▶ _Problem to work on_
Working through the records below, count the lines that include "this". The reply is that number alone.

[Items listed in a dataset]
● ● ●
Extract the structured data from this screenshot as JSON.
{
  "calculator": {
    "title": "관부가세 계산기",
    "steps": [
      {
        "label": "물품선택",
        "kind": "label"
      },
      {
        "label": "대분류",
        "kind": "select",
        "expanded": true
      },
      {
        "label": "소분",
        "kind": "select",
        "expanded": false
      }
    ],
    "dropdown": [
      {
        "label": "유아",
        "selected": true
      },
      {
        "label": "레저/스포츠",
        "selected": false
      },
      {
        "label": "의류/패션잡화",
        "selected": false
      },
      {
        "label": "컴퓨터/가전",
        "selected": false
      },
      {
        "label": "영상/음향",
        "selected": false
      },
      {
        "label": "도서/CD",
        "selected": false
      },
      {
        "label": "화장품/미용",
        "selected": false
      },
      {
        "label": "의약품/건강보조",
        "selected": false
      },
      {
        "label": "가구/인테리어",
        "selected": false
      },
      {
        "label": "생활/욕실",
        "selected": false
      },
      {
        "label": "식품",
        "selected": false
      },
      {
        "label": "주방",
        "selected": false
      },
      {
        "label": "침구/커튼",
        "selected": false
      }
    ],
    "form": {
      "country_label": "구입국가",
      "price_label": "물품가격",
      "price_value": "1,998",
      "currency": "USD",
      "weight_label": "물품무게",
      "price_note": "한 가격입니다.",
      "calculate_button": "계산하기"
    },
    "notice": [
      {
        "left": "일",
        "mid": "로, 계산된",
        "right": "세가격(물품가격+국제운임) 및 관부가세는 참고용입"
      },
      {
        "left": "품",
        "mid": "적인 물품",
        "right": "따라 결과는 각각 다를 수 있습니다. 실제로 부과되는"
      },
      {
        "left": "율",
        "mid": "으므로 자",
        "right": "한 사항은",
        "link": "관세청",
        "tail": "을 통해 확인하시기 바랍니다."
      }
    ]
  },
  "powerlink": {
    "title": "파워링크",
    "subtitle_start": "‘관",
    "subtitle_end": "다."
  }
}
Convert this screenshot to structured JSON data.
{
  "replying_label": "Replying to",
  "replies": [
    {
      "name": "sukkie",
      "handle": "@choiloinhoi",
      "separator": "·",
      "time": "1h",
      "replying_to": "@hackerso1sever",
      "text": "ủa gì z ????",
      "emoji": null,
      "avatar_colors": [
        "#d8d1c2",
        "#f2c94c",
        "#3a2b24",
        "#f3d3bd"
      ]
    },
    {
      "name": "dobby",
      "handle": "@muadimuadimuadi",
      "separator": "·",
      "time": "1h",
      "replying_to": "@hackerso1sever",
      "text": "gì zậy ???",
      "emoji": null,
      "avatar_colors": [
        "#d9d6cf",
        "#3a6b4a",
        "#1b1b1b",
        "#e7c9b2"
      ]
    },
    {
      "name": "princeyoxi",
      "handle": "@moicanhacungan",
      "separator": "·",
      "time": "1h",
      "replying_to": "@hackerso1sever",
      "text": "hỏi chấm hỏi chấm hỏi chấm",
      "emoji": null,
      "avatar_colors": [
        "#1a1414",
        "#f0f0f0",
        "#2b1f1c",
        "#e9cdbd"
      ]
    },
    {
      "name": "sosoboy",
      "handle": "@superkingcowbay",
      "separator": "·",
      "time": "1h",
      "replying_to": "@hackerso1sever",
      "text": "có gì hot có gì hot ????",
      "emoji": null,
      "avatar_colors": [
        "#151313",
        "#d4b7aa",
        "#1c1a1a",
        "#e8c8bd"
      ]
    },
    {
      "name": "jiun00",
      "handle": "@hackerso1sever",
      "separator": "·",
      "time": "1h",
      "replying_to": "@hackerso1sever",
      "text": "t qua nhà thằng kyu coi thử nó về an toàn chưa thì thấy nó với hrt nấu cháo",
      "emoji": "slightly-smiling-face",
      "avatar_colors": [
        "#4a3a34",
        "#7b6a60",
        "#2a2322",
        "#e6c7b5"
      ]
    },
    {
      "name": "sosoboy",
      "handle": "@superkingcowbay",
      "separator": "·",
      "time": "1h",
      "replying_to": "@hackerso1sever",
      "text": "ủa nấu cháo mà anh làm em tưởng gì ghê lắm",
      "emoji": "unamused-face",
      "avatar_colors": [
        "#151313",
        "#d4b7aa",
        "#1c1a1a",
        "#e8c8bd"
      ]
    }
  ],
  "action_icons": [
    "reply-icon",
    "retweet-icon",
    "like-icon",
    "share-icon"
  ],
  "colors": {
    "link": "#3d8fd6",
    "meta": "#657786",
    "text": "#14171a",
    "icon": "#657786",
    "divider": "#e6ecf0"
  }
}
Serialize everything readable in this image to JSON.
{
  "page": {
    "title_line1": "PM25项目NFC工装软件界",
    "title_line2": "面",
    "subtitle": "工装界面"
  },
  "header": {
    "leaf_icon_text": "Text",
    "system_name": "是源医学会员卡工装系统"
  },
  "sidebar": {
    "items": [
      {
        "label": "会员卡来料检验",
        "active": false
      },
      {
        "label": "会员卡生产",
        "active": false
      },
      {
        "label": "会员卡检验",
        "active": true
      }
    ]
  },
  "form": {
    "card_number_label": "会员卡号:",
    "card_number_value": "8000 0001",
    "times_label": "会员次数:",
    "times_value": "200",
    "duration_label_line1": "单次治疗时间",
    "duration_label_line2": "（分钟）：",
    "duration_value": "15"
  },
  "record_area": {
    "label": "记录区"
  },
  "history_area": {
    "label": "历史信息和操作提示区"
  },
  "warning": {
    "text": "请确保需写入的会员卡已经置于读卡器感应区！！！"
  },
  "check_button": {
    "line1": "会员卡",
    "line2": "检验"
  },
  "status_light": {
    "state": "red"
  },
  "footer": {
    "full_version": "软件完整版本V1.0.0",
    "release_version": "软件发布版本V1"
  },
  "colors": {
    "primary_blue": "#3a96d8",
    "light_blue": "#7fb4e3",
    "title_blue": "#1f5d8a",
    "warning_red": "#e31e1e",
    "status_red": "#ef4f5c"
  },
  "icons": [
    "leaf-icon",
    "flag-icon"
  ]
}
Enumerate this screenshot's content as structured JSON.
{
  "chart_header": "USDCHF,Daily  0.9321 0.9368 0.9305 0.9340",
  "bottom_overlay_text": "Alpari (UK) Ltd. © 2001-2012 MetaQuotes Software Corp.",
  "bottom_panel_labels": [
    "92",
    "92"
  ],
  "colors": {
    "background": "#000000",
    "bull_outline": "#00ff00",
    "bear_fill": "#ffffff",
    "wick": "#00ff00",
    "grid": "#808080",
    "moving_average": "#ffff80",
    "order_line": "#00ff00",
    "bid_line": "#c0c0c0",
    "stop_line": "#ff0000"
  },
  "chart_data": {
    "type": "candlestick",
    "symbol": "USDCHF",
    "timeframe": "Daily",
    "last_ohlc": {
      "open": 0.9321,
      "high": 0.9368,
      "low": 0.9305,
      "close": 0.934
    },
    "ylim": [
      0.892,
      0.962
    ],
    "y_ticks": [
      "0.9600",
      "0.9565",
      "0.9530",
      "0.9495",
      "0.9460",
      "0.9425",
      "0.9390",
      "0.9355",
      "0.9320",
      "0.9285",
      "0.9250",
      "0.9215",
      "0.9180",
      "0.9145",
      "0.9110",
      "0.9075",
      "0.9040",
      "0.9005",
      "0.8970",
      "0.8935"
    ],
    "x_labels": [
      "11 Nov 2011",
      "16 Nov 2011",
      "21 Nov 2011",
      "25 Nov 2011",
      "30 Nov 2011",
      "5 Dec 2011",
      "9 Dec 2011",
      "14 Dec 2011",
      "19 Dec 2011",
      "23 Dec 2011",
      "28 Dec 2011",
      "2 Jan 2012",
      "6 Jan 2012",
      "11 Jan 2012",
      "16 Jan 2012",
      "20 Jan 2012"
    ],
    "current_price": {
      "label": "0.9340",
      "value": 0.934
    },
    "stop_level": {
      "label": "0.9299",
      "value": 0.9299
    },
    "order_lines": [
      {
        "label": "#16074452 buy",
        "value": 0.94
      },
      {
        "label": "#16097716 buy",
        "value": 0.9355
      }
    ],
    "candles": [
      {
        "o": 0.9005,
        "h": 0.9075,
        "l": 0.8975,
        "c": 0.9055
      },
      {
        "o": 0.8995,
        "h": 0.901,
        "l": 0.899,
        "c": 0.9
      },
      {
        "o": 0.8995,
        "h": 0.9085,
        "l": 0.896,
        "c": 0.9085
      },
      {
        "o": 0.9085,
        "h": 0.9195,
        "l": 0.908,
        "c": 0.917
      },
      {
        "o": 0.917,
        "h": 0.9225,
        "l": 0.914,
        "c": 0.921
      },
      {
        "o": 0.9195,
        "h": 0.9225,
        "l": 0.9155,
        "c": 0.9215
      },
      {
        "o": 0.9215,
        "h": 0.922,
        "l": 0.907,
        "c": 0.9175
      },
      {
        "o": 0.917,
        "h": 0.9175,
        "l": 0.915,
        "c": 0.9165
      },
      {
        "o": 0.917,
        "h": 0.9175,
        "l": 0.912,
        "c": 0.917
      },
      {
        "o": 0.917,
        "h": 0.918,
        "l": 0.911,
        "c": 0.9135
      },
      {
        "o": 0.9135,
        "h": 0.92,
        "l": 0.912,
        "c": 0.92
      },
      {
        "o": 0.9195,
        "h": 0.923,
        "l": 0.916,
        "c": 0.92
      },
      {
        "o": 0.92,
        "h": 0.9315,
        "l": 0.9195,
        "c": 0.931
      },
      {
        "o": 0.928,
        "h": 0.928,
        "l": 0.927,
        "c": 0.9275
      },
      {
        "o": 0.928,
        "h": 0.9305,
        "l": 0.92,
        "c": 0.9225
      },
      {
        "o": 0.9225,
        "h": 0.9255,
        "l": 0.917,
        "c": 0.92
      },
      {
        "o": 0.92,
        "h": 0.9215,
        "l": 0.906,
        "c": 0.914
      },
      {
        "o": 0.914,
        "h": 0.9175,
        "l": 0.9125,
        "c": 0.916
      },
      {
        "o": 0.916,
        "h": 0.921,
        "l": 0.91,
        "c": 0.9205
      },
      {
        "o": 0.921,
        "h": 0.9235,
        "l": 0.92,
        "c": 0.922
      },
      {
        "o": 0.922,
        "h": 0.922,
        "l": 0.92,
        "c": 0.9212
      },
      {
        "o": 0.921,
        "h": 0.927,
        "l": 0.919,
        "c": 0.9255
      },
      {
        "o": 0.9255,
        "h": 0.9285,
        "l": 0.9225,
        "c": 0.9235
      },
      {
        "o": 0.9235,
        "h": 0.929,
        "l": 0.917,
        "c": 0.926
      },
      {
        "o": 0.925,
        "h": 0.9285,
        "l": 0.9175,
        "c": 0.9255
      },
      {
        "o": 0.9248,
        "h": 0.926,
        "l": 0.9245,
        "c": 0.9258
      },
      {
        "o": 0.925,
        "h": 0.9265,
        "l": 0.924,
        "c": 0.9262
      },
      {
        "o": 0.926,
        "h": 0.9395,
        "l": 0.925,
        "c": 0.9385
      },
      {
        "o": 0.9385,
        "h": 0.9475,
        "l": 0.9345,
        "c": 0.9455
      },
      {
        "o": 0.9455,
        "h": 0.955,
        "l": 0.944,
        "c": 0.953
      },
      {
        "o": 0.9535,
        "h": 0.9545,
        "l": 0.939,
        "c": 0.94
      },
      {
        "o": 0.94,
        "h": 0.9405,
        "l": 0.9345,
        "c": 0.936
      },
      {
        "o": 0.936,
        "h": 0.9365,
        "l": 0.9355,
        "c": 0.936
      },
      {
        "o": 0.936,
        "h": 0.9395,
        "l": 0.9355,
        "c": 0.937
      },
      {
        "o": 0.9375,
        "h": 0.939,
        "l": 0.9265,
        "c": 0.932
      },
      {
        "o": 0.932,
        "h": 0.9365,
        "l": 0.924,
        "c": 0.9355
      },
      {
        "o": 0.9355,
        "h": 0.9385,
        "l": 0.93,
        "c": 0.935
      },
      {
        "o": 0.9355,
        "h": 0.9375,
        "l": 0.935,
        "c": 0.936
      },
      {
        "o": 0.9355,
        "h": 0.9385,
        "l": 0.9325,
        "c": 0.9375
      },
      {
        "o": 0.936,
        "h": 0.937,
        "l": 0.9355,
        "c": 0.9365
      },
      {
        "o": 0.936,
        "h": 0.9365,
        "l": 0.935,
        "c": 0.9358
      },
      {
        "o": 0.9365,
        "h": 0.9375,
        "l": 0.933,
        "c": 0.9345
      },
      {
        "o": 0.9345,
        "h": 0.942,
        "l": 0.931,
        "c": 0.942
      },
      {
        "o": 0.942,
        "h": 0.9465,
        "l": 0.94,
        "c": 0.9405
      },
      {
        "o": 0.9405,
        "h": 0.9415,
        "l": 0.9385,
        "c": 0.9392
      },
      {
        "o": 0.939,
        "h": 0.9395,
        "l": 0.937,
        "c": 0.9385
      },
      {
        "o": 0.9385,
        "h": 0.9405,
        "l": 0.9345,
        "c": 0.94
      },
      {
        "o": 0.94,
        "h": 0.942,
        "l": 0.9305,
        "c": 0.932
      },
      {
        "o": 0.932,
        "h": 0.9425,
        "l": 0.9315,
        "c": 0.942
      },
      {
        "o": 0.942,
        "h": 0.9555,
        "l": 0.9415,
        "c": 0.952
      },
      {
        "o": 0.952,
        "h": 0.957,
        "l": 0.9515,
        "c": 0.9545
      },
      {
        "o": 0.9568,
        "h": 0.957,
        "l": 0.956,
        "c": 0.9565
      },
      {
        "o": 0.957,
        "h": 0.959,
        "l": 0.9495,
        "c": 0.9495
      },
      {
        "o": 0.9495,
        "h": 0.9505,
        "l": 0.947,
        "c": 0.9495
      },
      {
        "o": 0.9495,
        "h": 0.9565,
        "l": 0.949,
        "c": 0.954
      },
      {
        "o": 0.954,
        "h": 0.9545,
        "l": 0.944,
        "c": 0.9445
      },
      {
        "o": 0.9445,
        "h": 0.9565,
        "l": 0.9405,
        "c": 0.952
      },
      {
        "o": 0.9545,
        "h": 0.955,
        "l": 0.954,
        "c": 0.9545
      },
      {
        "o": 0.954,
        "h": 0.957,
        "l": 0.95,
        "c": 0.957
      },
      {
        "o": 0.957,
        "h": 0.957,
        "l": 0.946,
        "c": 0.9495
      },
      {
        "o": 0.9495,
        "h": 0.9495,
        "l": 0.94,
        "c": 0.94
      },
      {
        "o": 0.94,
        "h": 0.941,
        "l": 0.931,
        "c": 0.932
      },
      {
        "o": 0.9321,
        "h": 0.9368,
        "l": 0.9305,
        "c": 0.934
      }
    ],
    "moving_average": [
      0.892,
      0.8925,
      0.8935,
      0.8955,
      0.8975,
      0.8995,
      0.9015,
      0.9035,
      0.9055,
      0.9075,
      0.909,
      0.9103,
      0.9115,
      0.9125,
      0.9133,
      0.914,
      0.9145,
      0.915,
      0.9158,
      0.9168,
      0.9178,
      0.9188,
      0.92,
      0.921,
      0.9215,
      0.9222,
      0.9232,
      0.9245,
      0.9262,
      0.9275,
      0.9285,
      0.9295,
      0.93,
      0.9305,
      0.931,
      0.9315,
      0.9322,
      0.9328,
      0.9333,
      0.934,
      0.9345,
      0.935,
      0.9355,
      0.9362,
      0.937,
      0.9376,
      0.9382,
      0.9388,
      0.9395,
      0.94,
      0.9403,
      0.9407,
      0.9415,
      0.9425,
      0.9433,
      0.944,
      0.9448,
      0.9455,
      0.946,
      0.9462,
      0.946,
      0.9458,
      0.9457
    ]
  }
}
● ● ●
▶ _Exercise solution_
4